Write out all of the lines below, exactly and completely.
··· RECORDS PROVIDED ···
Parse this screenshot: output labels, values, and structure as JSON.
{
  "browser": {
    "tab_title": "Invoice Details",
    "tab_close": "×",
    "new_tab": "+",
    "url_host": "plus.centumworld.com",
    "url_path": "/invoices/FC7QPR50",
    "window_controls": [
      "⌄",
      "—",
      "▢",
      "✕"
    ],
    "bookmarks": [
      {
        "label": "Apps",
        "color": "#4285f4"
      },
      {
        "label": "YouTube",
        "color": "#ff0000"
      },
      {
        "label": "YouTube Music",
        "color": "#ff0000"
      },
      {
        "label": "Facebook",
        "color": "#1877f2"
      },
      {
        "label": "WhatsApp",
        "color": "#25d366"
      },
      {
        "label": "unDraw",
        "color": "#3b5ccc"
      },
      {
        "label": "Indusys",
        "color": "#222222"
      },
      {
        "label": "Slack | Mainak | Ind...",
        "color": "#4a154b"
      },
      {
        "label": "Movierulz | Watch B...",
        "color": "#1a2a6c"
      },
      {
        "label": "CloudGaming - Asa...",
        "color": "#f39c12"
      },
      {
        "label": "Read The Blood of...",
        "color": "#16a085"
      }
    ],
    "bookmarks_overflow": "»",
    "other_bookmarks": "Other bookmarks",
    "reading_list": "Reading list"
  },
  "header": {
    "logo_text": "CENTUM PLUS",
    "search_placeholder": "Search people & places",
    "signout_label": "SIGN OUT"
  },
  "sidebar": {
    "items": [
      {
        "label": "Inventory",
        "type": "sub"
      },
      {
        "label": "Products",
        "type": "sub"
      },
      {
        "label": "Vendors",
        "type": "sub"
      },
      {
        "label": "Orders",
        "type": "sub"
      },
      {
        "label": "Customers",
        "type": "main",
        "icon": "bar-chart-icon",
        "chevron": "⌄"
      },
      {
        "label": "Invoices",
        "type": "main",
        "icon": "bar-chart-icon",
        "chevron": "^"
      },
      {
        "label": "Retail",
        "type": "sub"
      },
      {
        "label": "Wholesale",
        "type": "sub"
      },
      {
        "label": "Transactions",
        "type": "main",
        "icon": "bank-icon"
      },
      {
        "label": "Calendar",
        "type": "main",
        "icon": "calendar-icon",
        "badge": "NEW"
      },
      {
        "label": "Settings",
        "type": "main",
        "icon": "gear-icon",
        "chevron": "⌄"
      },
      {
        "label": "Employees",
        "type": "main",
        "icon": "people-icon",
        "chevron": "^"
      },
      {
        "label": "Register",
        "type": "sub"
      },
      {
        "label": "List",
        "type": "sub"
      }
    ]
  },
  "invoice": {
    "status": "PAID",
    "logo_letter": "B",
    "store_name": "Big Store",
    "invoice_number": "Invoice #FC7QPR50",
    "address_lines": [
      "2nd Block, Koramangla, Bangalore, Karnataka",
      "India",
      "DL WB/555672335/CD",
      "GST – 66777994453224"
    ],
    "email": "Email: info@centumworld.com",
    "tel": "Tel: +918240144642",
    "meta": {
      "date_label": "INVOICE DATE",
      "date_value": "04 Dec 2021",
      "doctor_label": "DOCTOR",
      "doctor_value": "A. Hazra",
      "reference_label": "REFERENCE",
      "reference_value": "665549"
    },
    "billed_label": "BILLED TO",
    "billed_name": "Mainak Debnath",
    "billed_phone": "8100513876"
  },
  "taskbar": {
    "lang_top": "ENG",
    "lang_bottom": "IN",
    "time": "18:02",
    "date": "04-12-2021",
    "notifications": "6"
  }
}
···
__WRITTEN REPLY__:
Parse this screenshot: output labels, values, and structure as JSON.
{
  "browser": {
    "tab_title": "Invoice Details",
    "tab_close": "×",
    "new_tab": "+",
    "url_host": "plus.centumworld.com",
    "url_path": "/invoices/FC7QPR50",
    "window_controls": [
      "⌄",
      "—",
      "▢",
      "✕"
    ],
    "bookmarks": [
      {
        "label": "Apps",
        "color": "#4285f4"
      },
      {
        "label": "YouTube",
        "color": "#ff0000"
      },
      {
        "label": "YouTube Music",
        "color": "#ff0000"
      },
      {
        "label": "Facebook",
        "color": "#1877f2"
      },
      {
        "label": "WhatsApp",
        "color": "#25d366"
      },
      {
        "label": "unDraw",
        "color": "#3b5ccc"
      },
      {
        "label": "Indusys",
        "color": "#222222"
      },
      {
        "label": "Slack | Mainak | Ind...",
        "color": "#4a154b"
      },
      {
        "label": "Movierulz | Watch B...",
        "color": "#1a2a6c"
      },
      {
        "label": "CloudGaming - Asa...",
        "color": "#f39c12"
      },
      {
        "label": "Read The Blood of...",
        "color": "#16a085"
      }
    ],
    "bookmarks_overflow": "»",
    "other_bookmarks": "Other bookmarks",
    "reading_list": "Reading list"
  },
  "header": {
    "logo_text": "CENTUM PLUS",
    "search_placeholder": "Search people & places",
    "signout_label": "SIGN OUT"
  },
  "sidebar": {
    "items": [
      {
        "label": "Inventory",
        "type": "sub"
      },
      {
        "label": "Products",
        "type": "sub"
      },
      {
        "label": "Vendors",
        "type": "sub"
      },
      {
        "label": "Orders",
        "type": "sub"
      },
      {
        "label": "Customers",
        "type": "main",
        "icon": "bar-chart-icon",
        "chevron": "⌄"
      },
      {
        "label": "Invoices",
        "type": "main",
        "icon": "bar-chart-icon",
        "chevron": "^"
      },
      {
        "label": "Retail",
        "type": "sub"
      },
      {
        "label": "Wholesale",
        "type": "sub"
      },
      {
        "label": "Transactions",
        "type": "main",
        "icon": "bank-icon"
      },
      {
        "label": "Calendar",
        "type": "main",
        "icon": "calendar-icon",
        "badge": "NEW"
      },
      {
        "label": "Settings",
        "type": "main",
        "icon": "gear-icon",
        "chevron": "⌄"
      },
      {
        "label": "Employees",
        "type": "main",
        "icon": "people-icon",
        "chevron": "^"
      },
      {
        "label": "Register",
        "type": "sub"
      },
      {
        "label": "List",
        "type": "sub"
      }
    ]
  },
  "invoice": {
    "status": "PAID",
    "logo_letter": "B",
    "store_name": "Big Store",
    "invoice_number": "Invoice #FC7QPR50",
    "address_lines": [
      "2nd Block, Koramangla, Bangalore, Karnataka",
      "India",
      "DL WB/555672335/CD",
      "GST – 66777994453224"
    ],
    "email": "Email: info@centumworld.com",
    "tel": "Tel: +918240144642",
    "meta": {
      "date_label": "INVOICE DATE",
      "date_value": "04 Dec 2021",
      "doctor_label": "DOCTOR",
      "doctor_value": "A. Hazra",
      "reference_label": "REFERENCE",
      "reference_value": "665549"
    },
    "billed_label": "BILLED TO",
    "billed_name": "Mainak Debnath",
    "billed_phone": "8100513876"
  },
  "taskbar": {
    "lang_top": "ENG",
    "lang_bottom": "IN",
    "time": "18:02",
    "date": "04-12-2021",
    "notifications": "6"
  }
}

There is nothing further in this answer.